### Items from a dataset
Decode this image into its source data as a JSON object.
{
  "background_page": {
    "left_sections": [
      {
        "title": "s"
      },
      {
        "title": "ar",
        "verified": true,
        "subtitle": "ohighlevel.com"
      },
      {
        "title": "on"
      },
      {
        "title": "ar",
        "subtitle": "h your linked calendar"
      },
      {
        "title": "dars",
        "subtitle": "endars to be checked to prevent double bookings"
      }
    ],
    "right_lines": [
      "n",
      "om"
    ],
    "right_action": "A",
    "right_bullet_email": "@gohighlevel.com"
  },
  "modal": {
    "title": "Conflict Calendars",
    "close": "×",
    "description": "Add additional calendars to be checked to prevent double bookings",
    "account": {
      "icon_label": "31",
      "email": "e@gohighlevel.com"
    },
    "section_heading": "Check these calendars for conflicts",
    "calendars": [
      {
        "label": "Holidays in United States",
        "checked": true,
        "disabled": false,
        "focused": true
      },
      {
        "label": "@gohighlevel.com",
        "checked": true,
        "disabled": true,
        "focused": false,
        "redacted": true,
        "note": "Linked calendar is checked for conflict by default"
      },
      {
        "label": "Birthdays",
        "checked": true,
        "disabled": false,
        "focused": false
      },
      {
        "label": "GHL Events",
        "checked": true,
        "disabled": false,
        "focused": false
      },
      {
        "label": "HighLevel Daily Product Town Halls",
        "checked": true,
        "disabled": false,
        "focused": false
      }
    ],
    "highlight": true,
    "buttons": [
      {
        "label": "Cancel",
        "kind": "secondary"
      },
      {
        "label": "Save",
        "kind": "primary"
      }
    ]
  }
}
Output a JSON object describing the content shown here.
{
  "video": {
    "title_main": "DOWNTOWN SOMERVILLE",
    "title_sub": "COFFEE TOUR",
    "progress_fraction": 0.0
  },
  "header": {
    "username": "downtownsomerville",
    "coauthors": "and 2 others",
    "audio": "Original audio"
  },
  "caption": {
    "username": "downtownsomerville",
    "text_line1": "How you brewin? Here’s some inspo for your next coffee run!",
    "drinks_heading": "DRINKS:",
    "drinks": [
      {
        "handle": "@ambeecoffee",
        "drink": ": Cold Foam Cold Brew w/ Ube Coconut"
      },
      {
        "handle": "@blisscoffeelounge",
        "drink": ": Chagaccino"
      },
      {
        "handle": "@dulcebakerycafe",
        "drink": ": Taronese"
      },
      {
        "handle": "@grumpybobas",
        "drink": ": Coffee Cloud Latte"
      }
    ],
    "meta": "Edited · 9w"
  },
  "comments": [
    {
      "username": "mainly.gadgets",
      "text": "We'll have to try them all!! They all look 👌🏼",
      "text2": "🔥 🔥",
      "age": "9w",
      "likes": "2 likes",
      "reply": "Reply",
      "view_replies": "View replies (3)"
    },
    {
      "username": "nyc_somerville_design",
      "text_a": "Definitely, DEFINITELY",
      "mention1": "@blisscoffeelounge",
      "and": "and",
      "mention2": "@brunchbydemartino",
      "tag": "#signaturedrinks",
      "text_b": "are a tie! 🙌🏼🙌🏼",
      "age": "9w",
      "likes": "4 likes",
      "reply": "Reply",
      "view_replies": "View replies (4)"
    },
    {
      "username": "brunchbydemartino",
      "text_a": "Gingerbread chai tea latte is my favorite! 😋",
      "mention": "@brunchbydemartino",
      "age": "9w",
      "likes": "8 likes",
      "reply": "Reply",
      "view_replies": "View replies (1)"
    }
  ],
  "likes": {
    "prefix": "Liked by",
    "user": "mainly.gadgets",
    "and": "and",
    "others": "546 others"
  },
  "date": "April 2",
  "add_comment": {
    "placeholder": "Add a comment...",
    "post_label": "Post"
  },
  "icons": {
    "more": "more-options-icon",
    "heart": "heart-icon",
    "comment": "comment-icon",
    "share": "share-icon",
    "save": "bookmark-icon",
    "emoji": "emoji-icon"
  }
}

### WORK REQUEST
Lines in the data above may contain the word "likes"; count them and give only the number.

### ANSWER AREA
4